Students gather for presidential campaign rally
On Monday, May 9, 21,000 people crowded into Sacramento’s Cal Expo to hear presidential candidate Bernie Sanders speak at a campaign rally. Despite the rally location being announced only three days in advance, many attendees waited hours to enter the event.
Vermont Senator Sanders discussed the major tenets of his campaign. He emphasized his belief in the need for universal health care, an increased minimum wage, renewable energy sources and reduced income inequality.
Social media users created the #BernieinSacramento hashtag to share photos and information regarding the event, showcasing the long line to the event entrance. On Facebook, members of the “UCD Students for Bernie” group used the page to coordinate carpools to Sacramento.
“I was pretty impressed at how many people went to see him speak in person. I thought it was great how many people he motivated to be a part of the political process. I think he speaks to a lot of people that are hurt by the status of the economy and the low wages that are hurting the middle class. I think he inspires people by giving them a voice in the political process,” said third-year political science major James Dalrymple.
Dalrymple explains that Sen. Sanders used the example of the Walton family, the founders of Walmart, to express his belief that wealthy families can profit from low-wage labor of employees who end up dependent on social services.
Even though Dalrymple will be voting for former Secretary of State Hillary Clinton in the Democratic primary, he attended Sanders’ rally because he supports Sanders’ message of widespread political involvement and wanted to see him speak in person.
Dalrymple is vice president of UC Davis Students for Hillary, and was a precinct captain for the Clinton campaign at the Nevada caucuses. He even met the former secretary of state at a student event last year.
Dalrymple added that many attendees at the rally expressed unfavorable views of Clinton, which he worries will create division among Democrats in the general election. He is concerned that divisive rhetoric between Sanders and Clinton could cause supporters of either candidate to defect to supporting Donald Trump, the presumptive Republican nominee.
Daniel Schooling, a third-year history and digital media double major, attended the rally as a longtime supporter of Sen. Sanders. Schooling also met Sen. Sanders in 2010 in Washington, D.C. at the Washington Mall, where Sanders was holding a small rally.
“I was at Occupy Wall Street in New York about six months before. I will always remember people saying, ‘you can’t trust any politician, well except this one guy, Bernie, who is already advocating on our behalf,’” Schooling said.
Schooling noted that drug reform policy has harmed neighborhoods he has lived in and supports Sanders’ stance on the issue. He was also grateful to hear Sanders advocate for free college tuition and keeping corporate money out of politics, which Schooling notes are issues that appeal to younger voters.
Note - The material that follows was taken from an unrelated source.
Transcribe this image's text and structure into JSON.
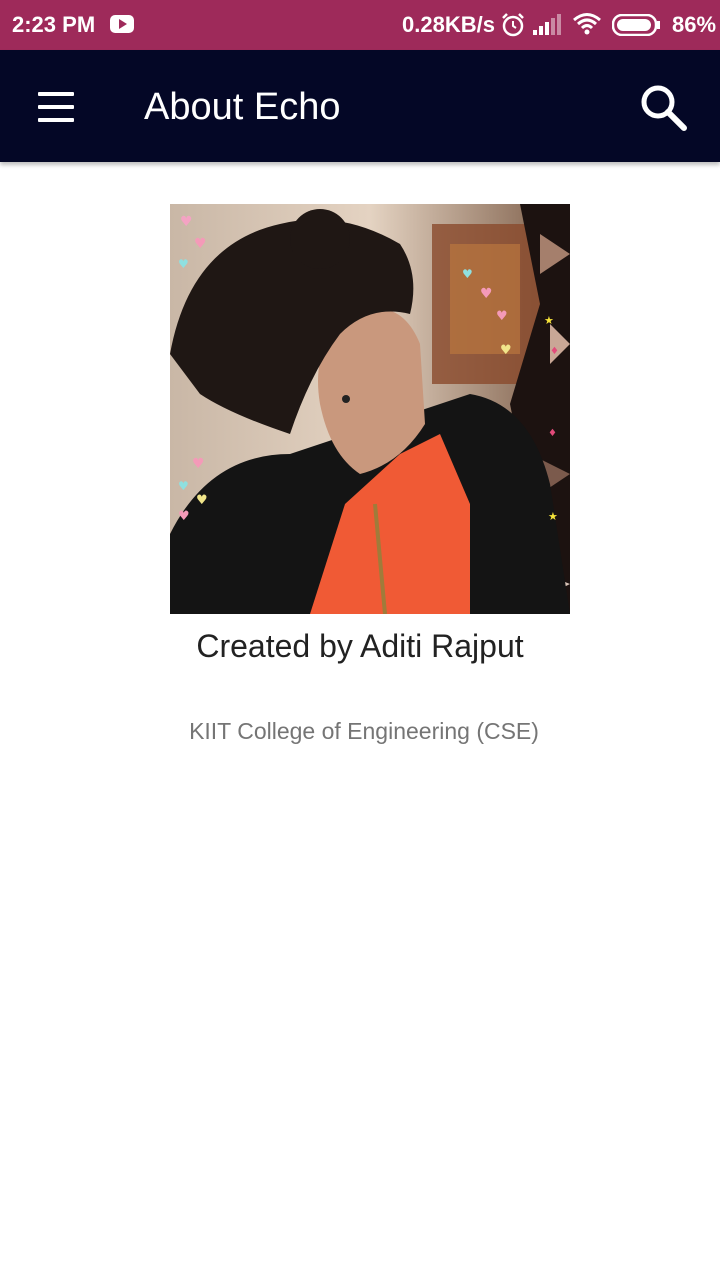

“I don’t even have words to describe [the rally]. Sometimes when we table at the MU, people say they don’t care; we only get 10 registries to vote each day and it can be discouraging. To see that people came out, over 21,000 people came on three days notice, they decided to take time out of their classes and work to show up starting at 10 a.m.,” said Brenda Balderas, a second-year political science and history major and vice president of UC Davis Students for Bernie.
Balderas attended the rally and is heavily invested in Sen. Sanders’ campaign, although she will be ineligible to vote in this year’s elections because she is not yet a U.S. citizen. Balderas contributes to UC Davis Students for Bernie by tabling in Downtown Davis and on campus, phone banking and going door to door to talk to voters.
Balderas added that even those ineligible to vote can play an important role in campaigning by spreading information on campaign issues and explaining the logistics of voter registration.
“It was an amazing experience to see the support of people trying to make a difference. I can look back and say, I marched with Bernie,” Balderas said. “We are going to be be part of that history.”
Written By: CAROLINE STAUDENRAUS – email@example.com